[Collection entries]
BEGIN
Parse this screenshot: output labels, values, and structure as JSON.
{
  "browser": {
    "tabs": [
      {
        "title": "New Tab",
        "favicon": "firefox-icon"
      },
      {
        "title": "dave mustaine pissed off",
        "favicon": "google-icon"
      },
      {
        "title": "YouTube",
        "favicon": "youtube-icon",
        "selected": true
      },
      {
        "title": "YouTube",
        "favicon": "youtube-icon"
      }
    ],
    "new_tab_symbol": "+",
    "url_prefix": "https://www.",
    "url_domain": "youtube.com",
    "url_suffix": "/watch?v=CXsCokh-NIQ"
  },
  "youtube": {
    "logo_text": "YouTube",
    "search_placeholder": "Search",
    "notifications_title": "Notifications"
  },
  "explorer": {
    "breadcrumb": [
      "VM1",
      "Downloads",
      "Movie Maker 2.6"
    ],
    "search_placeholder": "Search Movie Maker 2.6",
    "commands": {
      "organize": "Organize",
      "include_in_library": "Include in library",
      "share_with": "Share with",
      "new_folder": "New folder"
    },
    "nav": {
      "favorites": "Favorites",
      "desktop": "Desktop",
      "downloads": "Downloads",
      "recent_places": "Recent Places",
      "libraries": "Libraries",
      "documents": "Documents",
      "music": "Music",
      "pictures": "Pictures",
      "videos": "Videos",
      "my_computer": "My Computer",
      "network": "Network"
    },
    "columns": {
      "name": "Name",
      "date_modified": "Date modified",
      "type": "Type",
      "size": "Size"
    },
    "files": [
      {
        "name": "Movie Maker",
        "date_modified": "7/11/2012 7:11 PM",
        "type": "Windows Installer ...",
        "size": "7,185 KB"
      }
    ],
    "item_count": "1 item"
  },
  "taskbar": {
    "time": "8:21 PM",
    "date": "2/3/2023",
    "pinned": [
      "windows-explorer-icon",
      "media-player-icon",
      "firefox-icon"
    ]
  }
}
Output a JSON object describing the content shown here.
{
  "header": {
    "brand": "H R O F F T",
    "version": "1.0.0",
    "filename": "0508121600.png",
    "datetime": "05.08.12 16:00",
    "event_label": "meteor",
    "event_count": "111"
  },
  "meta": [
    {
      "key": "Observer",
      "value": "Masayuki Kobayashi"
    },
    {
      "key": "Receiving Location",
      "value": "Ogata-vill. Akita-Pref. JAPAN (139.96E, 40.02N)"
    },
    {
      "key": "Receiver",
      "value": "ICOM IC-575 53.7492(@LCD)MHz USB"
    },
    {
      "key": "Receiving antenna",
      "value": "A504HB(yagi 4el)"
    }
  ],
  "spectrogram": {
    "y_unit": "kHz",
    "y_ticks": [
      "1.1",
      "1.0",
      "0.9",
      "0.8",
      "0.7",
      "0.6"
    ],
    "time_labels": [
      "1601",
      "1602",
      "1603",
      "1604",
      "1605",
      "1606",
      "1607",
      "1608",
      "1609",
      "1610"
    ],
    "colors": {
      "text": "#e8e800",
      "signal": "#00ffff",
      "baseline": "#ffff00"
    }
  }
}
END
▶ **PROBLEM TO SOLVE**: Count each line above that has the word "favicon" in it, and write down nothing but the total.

▶ **FINISHED TASK**: 4